In spite of this, Matthews matriculated at Harvard College in 1901, where he was, again, the only Black player in the nine. In an era of lynchings, Jim Crow, and numerous other forms of racism, Matthews faced boycotts throughout his career at Harvard, including a canceled trip to his home South in his sophomore year, according to a September 1998 issue of the Harvard Magazine. Even at Harvard, a relatively more tolerant campus (which Matthews chose over Yale citing concerns about the racism he would experience there) he was not granted captaincy. Despite this, after batting .400 and stealing 22 bases in the 1905 season, Matthews came on the verge of becoming the first Black player to play in a National League team since 1884. Public disapproval ended his baseball career permanently and a Black player would not play in the League again until forty-two years later in 1947, but Matthews sent a clear message towards the “magnates” and their “prejudices” in a statement printed on “The Traveler:”

 

“I think it is an outrage that colored men are discriminated against in the big leagues. What a shame it is that Black men are barred forever from participating in the national game. I should think that Americans should rise up in revolt against such a condition. As a Harvard man, I shall devote my life to bettering the condition of the Black man, and especially to secure his admittance into organized baseball. If the magnates forget their prejudices and let me into the big leagues, I will show them that a colored boy can play better than lots of white men and he will be orderly on the field,” said Matthews.

 

Matthews’ legacy stretched beyond his tri-varsity athlete status at Andover.
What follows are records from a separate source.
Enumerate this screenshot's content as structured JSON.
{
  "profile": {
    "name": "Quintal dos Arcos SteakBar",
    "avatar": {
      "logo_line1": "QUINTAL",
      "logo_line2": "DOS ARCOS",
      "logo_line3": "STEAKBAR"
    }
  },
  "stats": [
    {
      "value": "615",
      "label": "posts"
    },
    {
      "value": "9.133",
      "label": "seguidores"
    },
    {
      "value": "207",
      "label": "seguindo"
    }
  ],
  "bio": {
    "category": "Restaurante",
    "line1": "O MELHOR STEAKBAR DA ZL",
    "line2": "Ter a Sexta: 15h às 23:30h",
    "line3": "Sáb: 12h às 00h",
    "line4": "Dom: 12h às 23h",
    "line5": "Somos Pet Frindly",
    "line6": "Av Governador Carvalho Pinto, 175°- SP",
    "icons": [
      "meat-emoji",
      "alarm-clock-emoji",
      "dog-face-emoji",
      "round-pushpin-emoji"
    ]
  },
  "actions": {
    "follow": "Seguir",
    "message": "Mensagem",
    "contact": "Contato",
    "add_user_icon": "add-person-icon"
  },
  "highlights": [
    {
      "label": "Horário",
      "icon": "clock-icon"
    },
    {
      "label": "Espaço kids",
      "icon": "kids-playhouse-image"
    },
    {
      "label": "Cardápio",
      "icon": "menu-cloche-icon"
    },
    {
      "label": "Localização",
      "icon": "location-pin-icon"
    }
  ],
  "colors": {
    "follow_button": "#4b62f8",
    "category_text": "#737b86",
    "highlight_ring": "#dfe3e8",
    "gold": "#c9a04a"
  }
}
Just like in his baseball, football and track teams, Matthews was the only Black student on the board of editors for The Phillipian vol. XXIII. In his application for financial aid from Harvard in 1901, he wrote that he intended to do “education work in the South” after graduating from Harvard. He took courses at Harvard Law School as a senior, and he entered Boston University School of Law (BU) after graduating from Harvard. Through side jobs as a coach at Boston Latin School, Dorchester High School, and Noble & Greenough School, he managed to compensate for his “dire financial situation.” In 1908, he graduated from BU with an LLB and passed the Bar exam. He shifted his focus to African American activism, serving as legal counsel for the United Negro Improvement Association (UNIA) from 1920 to 1923. For his help in Calvin Coolidge’s election to the presidency in 1924, he was appointed as an Assistant US Attorney General.

 

His death in 1928 came without warning and put an end to a legacy of “firsts” and “despites” that started here at Andover. His legacy proved to a white supremacy-riddled America that, as Matthews said in 1905, “a Negro is just as good as a white man and has just as much right to play ball.”

Editor’s Note: Daigo Moriwake ’23 is a Sports Editor for The Phillipian.